Exclude the pictures and reproduce the remaining data exactly as written.

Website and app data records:

*** Block opens ***

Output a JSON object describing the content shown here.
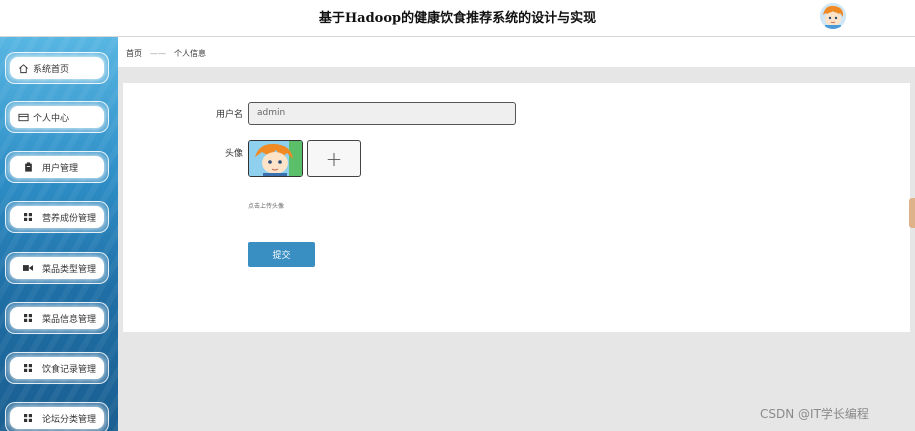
{
  "header": {
    "title": "基于Hadoop的健康饮食推荐系统的设计与实现"
  },
  "sidebar": {
    "items": [
      {
        "label": "系统首页",
        "icon": "home-icon"
      },
      {
        "label": "个人中心",
        "icon": "card-icon"
      },
      {
        "label": "用户管理",
        "icon": "clipboard-icon"
      },
      {
        "label": "营养成份管理",
        "icon": "grid-icon"
      },
      {
        "label": "菜品类型管理",
        "icon": "video-icon"
      },
      {
        "label": "菜品信息管理",
        "icon": "grid-icon"
      },
      {
        "label": "饮食记录管理",
        "icon": "grid-icon"
      },
      {
        "label": "论坛分类管理",
        "icon": "grid-icon"
      }
    ]
  },
  "breadcrumb": {
    "home": "首页",
    "separator": "——",
    "current": "个人信息"
  },
  "form": {
    "username_label": "用户名",
    "username_value": "admin",
    "avatar_label": "头像",
    "upload_plus": "+",
    "upload_hint": "点击上传头像",
    "submit_label": "提交"
  },
  "watermark": "CSDN @IT学长编程",
  "colors": {
    "accent": "#3a8fc2",
    "sidebar_top": "#58b6e2",
    "sidebar_bottom": "#1a5f91",
    "content_bg": "#e6e6e6"
  }
}
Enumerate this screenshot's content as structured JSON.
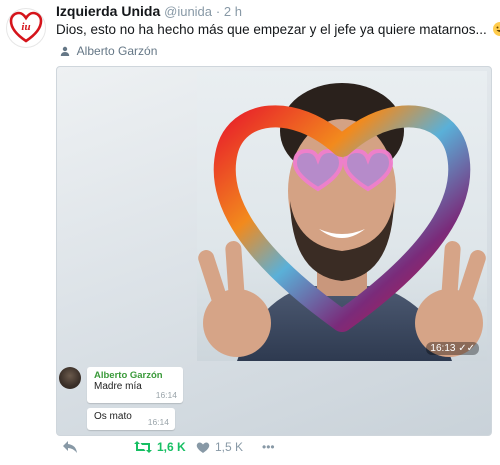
{
  "tweet": {
    "author_name": "Izquierda Unida",
    "author_handle": "@iunida",
    "time": "· 2 h",
    "text": "Dios, esto no ha hecho más que empezar y el jefe ya quiere matarnos...",
    "retweeted_by": "Alberto Garzón",
    "avatar_logo_text": "iu"
  },
  "media": {
    "photo_time": "16:13",
    "chat": [
      {
        "sender": "Alberto Garzón",
        "text": "Madre mía",
        "time": "16:14"
      },
      {
        "text": "Os mato",
        "time": "16:14"
      }
    ]
  },
  "actions": {
    "retweet_count": "1,6 K",
    "like_count": "1,5 K",
    "more_label": "•••"
  },
  "colors": {
    "retweet_green": "#17bf63",
    "iu_red": "#d5141b",
    "chat_sender_green": "#3a9a3a"
  },
  "icons": [
    "reply-icon",
    "retweet-icon",
    "heart-icon",
    "more-icon",
    "user-icon",
    "grinning-sweat-emoji",
    "double-check-icon"
  ]
}
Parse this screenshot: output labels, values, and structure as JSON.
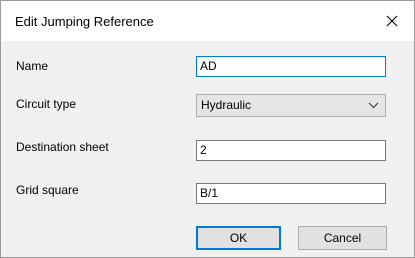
{
  "dialog": {
    "title": "Edit Jumping Reference",
    "close_icon": "close-icon"
  },
  "fields": {
    "name": {
      "label": "Name",
      "value": "AD"
    },
    "circuit_type": {
      "label": "Circuit type",
      "value": "Hydraulic",
      "icon": "chevron-down-icon"
    },
    "destination_sheet": {
      "label": "Destination sheet",
      "value": "2"
    },
    "grid_square": {
      "label": "Grid square",
      "value": "B/1"
    }
  },
  "buttons": {
    "ok": "OK",
    "cancel": "Cancel"
  }
}
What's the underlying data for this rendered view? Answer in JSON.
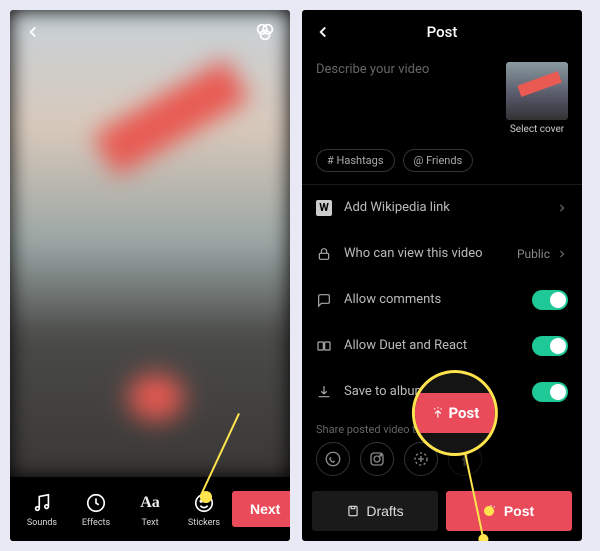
{
  "colors": {
    "accent": "#e94b5a",
    "toggle_on": "#1ec997",
    "highlight": "#ffe44d"
  },
  "editor": {
    "back_icon": "chevron-left",
    "filter_icon": "filters",
    "tools": [
      {
        "key": "sounds",
        "label": "Sounds",
        "icon": "music-note"
      },
      {
        "key": "effects",
        "label": "Effects",
        "icon": "clock-sparkle"
      },
      {
        "key": "text",
        "label": "Text",
        "icon": "text-aa"
      },
      {
        "key": "stickers",
        "label": "Stickers",
        "icon": "smiley"
      }
    ],
    "next_label": "Next"
  },
  "post": {
    "header_title": "Post",
    "description_placeholder": "Describe your video",
    "cover_label": "Select cover",
    "tag_buttons": [
      {
        "key": "hashtags",
        "label": "# Hashtags"
      },
      {
        "key": "friends",
        "label": "@ Friends"
      }
    ],
    "options": [
      {
        "key": "wiki",
        "icon": "wikipedia",
        "label": "Add Wikipedia link",
        "right_type": "chevron"
      },
      {
        "key": "privacy",
        "icon": "lock",
        "label": "Who can view this video",
        "right_type": "value_chevron",
        "value": "Public"
      },
      {
        "key": "comments",
        "icon": "comment",
        "label": "Allow comments",
        "right_type": "toggle",
        "on": true
      },
      {
        "key": "duet",
        "icon": "duet",
        "label": "Allow Duet and React",
        "right_type": "toggle",
        "on": true
      },
      {
        "key": "save",
        "icon": "download",
        "label": "Save to album",
        "right_type": "toggle",
        "on": true
      }
    ],
    "share_label": "Share posted video to:",
    "share_targets": [
      {
        "key": "whatsapp",
        "icon": "whatsapp"
      },
      {
        "key": "instagram",
        "icon": "instagram"
      },
      {
        "key": "more",
        "icon": "plus-sparkle"
      },
      {
        "key": "facebook",
        "icon": "facebook"
      }
    ],
    "drafts_label": "Drafts",
    "post_label": "Post",
    "callout_label": "Post"
  }
}
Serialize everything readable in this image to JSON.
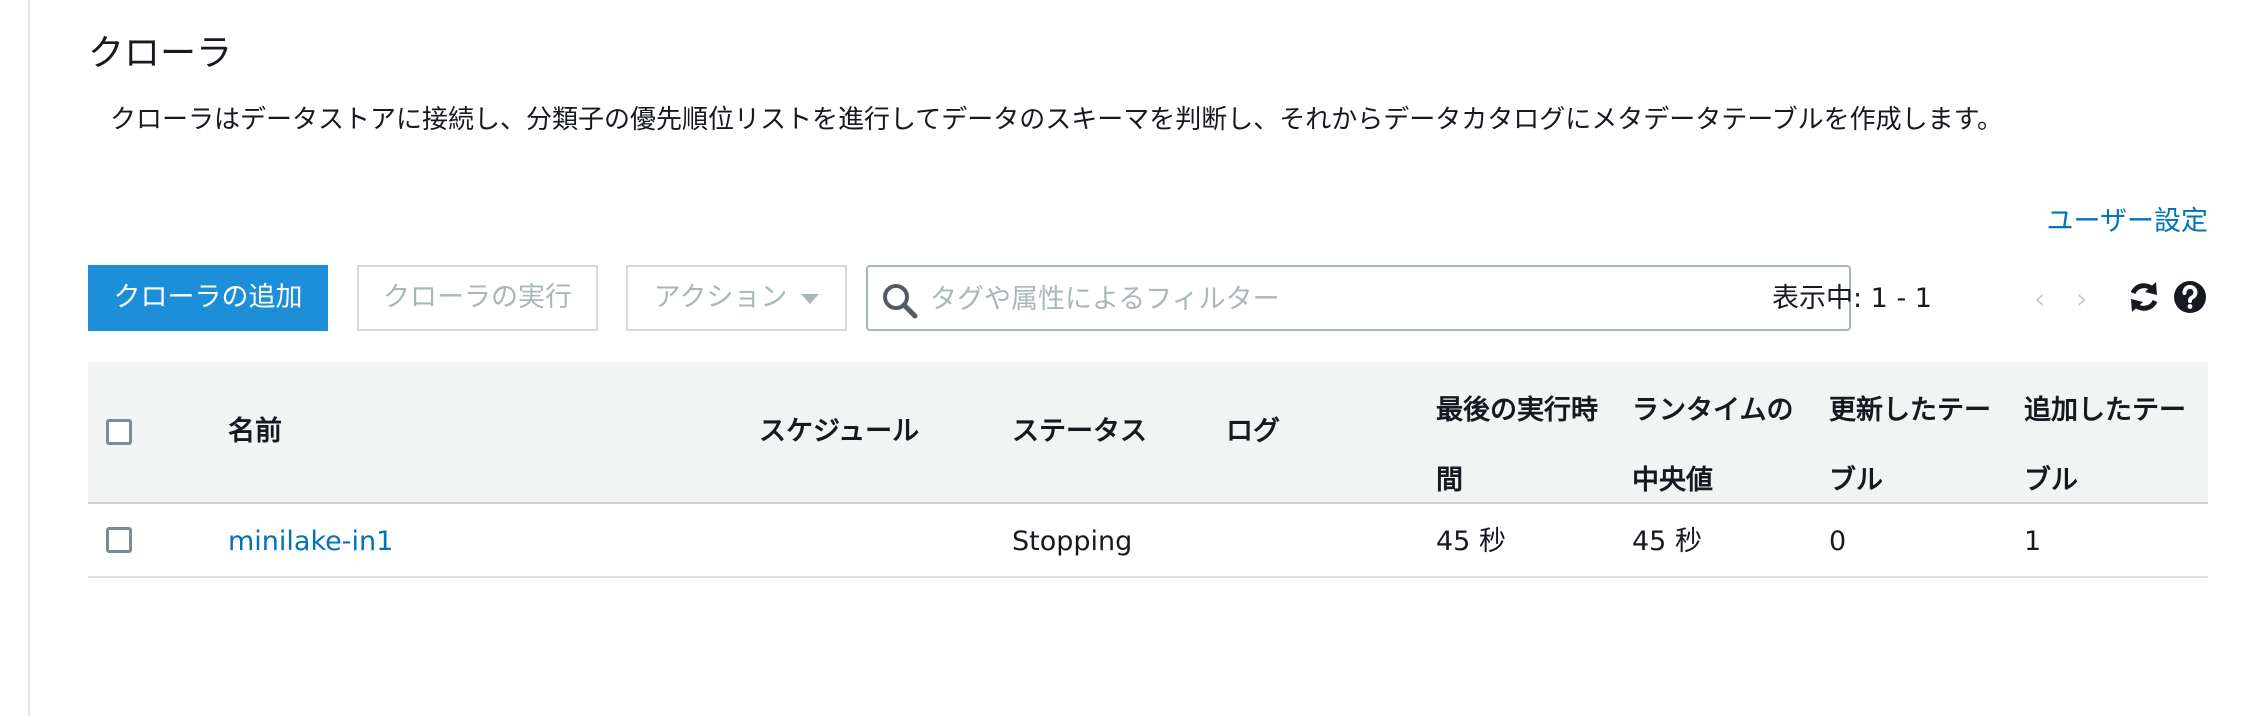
{
  "page": {
    "title": "クローラ",
    "description": "クローラはデータストアに接続し、分類子の優先順位リストを進行してデータのスキーマを判断し、それからデータカタログにメタデータテーブルを作成します。",
    "user_settings": "ユーザー設定"
  },
  "toolbar": {
    "add_crawler": "クローラの追加",
    "run_crawler": "クローラの実行",
    "actions": "アクション",
    "search_placeholder": "タグや属性によるフィルター",
    "pager_text": "表示中: 1 - 1",
    "prev_arrow": "‹",
    "next_arrow": "›"
  },
  "table": {
    "headers": {
      "name": "名前",
      "schedule": "スケジュール",
      "status": "ステータス",
      "log": "ログ",
      "last_runtime": "最後の実行時間",
      "median_runtime": "ランタイムの中央値",
      "tables_updated": "更新したテーブル",
      "tables_added": "追加したテーブル"
    },
    "rows": [
      {
        "name": "minilake-in1",
        "schedule": "",
        "status": "Stopping",
        "log": "",
        "last_runtime": "45 秒",
        "median_runtime": "45 秒",
        "tables_updated": "0",
        "tables_added": "1"
      }
    ]
  },
  "icons": {
    "search": "search-icon",
    "refresh": "refresh-icon",
    "help": "help-icon"
  },
  "colors": {
    "primary": "#1d8fd9",
    "link": "#0073bb",
    "header_bg": "#f2f3f3"
  }
}
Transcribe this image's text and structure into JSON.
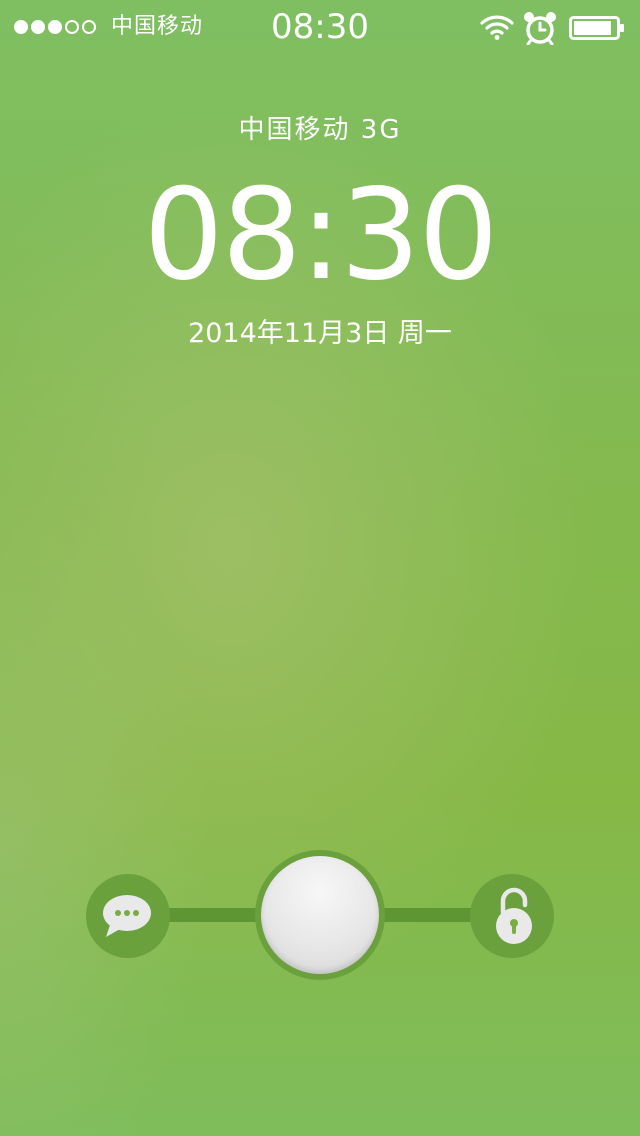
{
  "status_bar": {
    "signal_dots_filled": 3,
    "signal_dots_total": 5,
    "carrier": "中国移动",
    "time": "08:30",
    "icons": [
      "wifi-icon",
      "alarm-icon",
      "battery-icon"
    ],
    "battery_level": 0.9
  },
  "lock_screen": {
    "network_label": "中国移动  3G",
    "time": "08:30",
    "date": "2014年11月3日  周一"
  },
  "slider": {
    "left_icon": "message-bubble-icon",
    "right_icon": "unlock-icon",
    "knob_color": "#e8e8e8"
  },
  "colors": {
    "background": "#84b94e",
    "track": "#5e9634",
    "circle": "#6aa13c",
    "text": "#ffffff"
  }
}
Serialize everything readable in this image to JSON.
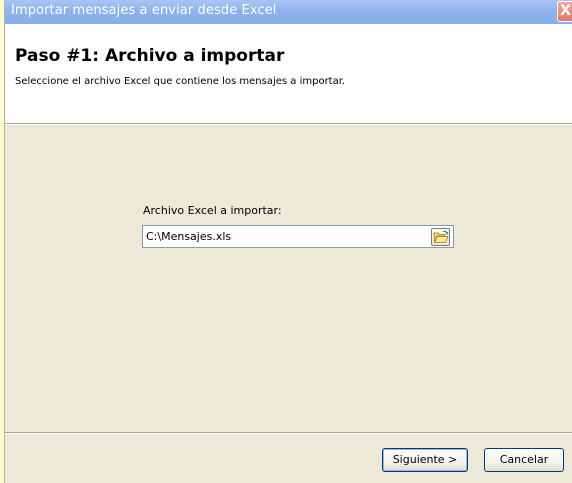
{
  "window": {
    "title": "Importar mensajes a enviar desde Excel",
    "close_label": "X"
  },
  "header": {
    "title": "Paso #1: Archivo a importar",
    "subtitle": "Seleccione el archivo Excel que contiene los mensajes a importar."
  },
  "form": {
    "file_label": "Archivo Excel a importar:",
    "file_value": "C:\\Mensajes.xls"
  },
  "buttons": {
    "next_label": "Siguiente >",
    "cancel_label": "Cancelar"
  },
  "colors": {
    "titlebar": "#8fb2ee",
    "dialog_bg": "#ece9d8",
    "close": "#e27a69"
  }
}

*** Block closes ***

## Solution for this task
Output a JSON object describing the content shown here.
{
  "header": {
    "title": "基于Hadoop的健康饮食推荐系统的设计与实现"
  },
  "sidebar": {
    "items": [
      {
        "label": "系统首页",
        "icon": "home-icon"
      },
      {
        "label": "个人中心",
        "icon": "card-icon"
      },
      {
        "label": "用户管理",
        "icon": "clipboard-icon"
      },
      {
        "label": "营养成份管理",
        "icon": "grid-icon"
      },
      {
        "label": "菜品类型管理",
        "icon": "video-icon"
      },
      {
        "label": "菜品信息管理",
        "icon": "grid-icon"
      },
      {
        "label": "饮食记录管理",
        "icon": "grid-icon"
      },
      {
        "label": "论坛分类管理",
        "icon": "grid-icon"
      }
    ]
  },
  "breadcrumb": {
    "home": "首页",
    "separator": "——",
    "current": "个人信息"
  },
  "form": {
    "username_label": "用户名",
    "username_value": "admin",
    "avatar_label": "头像",
    "upload_plus": "+",
    "upload_hint": "点击上传头像",
    "submit_label": "提交"
  },
  "watermark": "CSDN @IT学长编程",
  "colors": {
    "accent": "#3a8fc2",
    "sidebar_top": "#58b6e2",
    "sidebar_bottom": "#1a5f91",
    "content_bg": "#e6e6e6"
  }
}
Enumerate this screenshot's content as structured JSON.
{
  "tweet": {
    "author_name": "Izquierda Unida",
    "author_handle": "@iunida",
    "time": "· 2 h",
    "text": "Dios, esto no ha hecho más que empezar y el jefe ya quiere matarnos...",
    "retweeted_by": "Alberto Garzón",
    "avatar_logo_text": "iu"
  },
  "media": {
    "photo_time": "16:13",
    "chat": [
      {
        "sender": "Alberto Garzón",
        "text": "Madre mía",
        "time": "16:14"
      },
      {
        "text": "Os mato",
        "time": "16:14"
      }
    ]
  },
  "actions": {
    "retweet_count": "1,6 K",
    "like_count": "1,5 K",
    "more_label": "•••"
  },
  "colors": {
    "retweet_green": "#17bf63",
    "iu_red": "#d5141b",
    "chat_sender_green": "#3a9a3a"
  },
  "icons": [
    "reply-icon",
    "retweet-icon",
    "heart-icon",
    "more-icon",
    "user-icon",
    "grinning-sweat-emoji",
    "double-check-icon"
  ]
}
Parse this screenshot: output labels, values, and structure as JSON.
{
  "dialog": {
    "title": "Edit Jumping Reference",
    "close_icon": "close-icon"
  },
  "fields": {
    "name": {
      "label": "Name",
      "value": "AD"
    },
    "circuit_type": {
      "label": "Circuit type",
      "value": "Hydraulic",
      "icon": "chevron-down-icon"
    },
    "destination_sheet": {
      "label": "Destination sheet",
      "value": "2"
    },
    "grid_square": {
      "label": "Grid square",
      "value": "B/1"
    }
  },
  "buttons": {
    "ok": "OK",
    "cancel": "Cancel"
  }
}
What's the underlying data for this rendered view? Answer in JSON.
{
  "colors": {
    "accent": "#e94b5a",
    "toggle_on": "#1ec997",
    "highlight": "#ffe44d"
  },
  "editor": {
    "back_icon": "chevron-left",
    "filter_icon": "filters",
    "tools": [
      {
        "key": "sounds",
        "label": "Sounds",
        "icon": "music-note"
      },
      {
        "key": "effects",
        "label": "Effects",
        "icon": "clock-sparkle"
      },
      {
        "key": "text",
        "label": "Text",
        "icon": "text-aa"
      },
      {
        "key": "stickers",
        "label": "Stickers",
        "icon": "smiley"
      }
    ],
    "next_label": "Next"
  },
  "post": {
    "header_title": "Post",
    "description_placeholder": "Describe your video",
    "cover_label": "Select cover",
    "tag_buttons": [
      {
        "key": "hashtags",
        "label": "# Hashtags"
      },
      {
        "key": "friends",
        "label": "@ Friends"
      }
    ],
    "options": [
      {
        "key": "wiki",
        "icon": "wikipedia",
        "label": "Add Wikipedia link",
        "right_type": "chevron"
      },
      {
        "key": "privacy",
        "icon": "lock",
        "label": "Who can view this video",
        "right_type": "value_chevron",
        "value": "Public"
      },
      {
        "key": "comments",
        "icon": "comment",
        "label": "Allow comments",
        "right_type": "toggle",
        "on": true
      },
      {
        "key": "duet",
        "icon": "duet",
        "label": "Allow Duet and React",
        "right_type": "toggle",
        "on": true
      },
      {
        "key": "save",
        "icon": "download",
        "label": "Save to album",
        "right_type": "toggle",
        "on": true
      }
    ],
    "share_label": "Share posted video to:",
    "share_targets": [
      {
        "key": "whatsapp",
        "icon": "whatsapp"
      },
      {
        "key": "instagram",
        "icon": "instagram"
      },
      {
        "key": "more",
        "icon": "plus-sparkle"
      },
      {
        "key": "facebook",
        "icon": "facebook"
      }
    ],
    "drafts_label": "Drafts",
    "post_label": "Post",
    "callout_label": "Post"
  }
}
Serialize everything readable in this image to JSON.
{
  "page": {
    "title": "クローラ",
    "description": "クローラはデータストアに接続し、分類子の優先順位リストを進行してデータのスキーマを判断し、それからデータカタログにメタデータテーブルを作成します。",
    "user_settings": "ユーザー設定"
  },
  "toolbar": {
    "add_crawler": "クローラの追加",
    "run_crawler": "クローラの実行",
    "actions": "アクション",
    "search_placeholder": "タグや属性によるフィルター",
    "pager_text": "表示中: 1 - 1",
    "prev_arrow": "‹",
    "next_arrow": "›"
  },
  "table": {
    "headers": {
      "name": "名前",
      "schedule": "スケジュール",
      "status": "ステータス",
      "log": "ログ",
      "last_runtime": "最後の実行時間",
      "median_runtime": "ランタイムの中央値",
      "tables_updated": "更新したテーブル",
      "tables_added": "追加したテーブル"
    },
    "rows": [
      {
        "name": "minilake-in1",
        "schedule": "",
        "status": "Stopping",
        "log": "",
        "last_runtime": "45 秒",
        "median_runtime": "45 秒",
        "tables_updated": "0",
        "tables_added": "1"
      }
    ]
  },
  "icons": {
    "search": "search-icon",
    "refresh": "refresh-icon",
    "help": "help-icon"
  },
  "colors": {
    "primary": "#1d8fd9",
    "link": "#0073bb",
    "header_bg": "#f2f3f3"
  }
}
Transcribe this image's text and structure into JSON.
{
  "status_bar": {
    "signal_dots_filled": 3,
    "signal_dots_total": 5,
    "carrier": "中国移动",
    "time": "08:30",
    "icons": [
      "wifi-icon",
      "alarm-icon",
      "battery-icon"
    ],
    "battery_level": 0.9
  },
  "lock_screen": {
    "network_label": "中国移动  3G",
    "time": "08:30",
    "date": "2014年11月3日  周一"
  },
  "slider": {
    "left_icon": "message-bubble-icon",
    "right_icon": "unlock-icon",
    "knob_color": "#e8e8e8"
  },
  "colors": {
    "background": "#84b94e",
    "track": "#5e9634",
    "circle": "#6aa13c",
    "text": "#ffffff"
  }
}
Serialize everything readable in this image to JSON.
{
  "window": {
    "title": "Importar mensajes a enviar desde Excel",
    "close_label": "X"
  },
  "header": {
    "title": "Paso #1: Archivo a importar",
    "subtitle": "Seleccione el archivo Excel que contiene los mensajes a importar."
  },
  "form": {
    "file_label": "Archivo Excel a importar:",
    "file_value": "C:\\Mensajes.xls"
  },
  "buttons": {
    "next_label": "Siguiente >",
    "cancel_label": "Cancelar"
  },
  "colors": {
    "titlebar": "#8fb2ee",
    "dialog_bg": "#ece9d8",
    "close": "#e27a69"
  }
}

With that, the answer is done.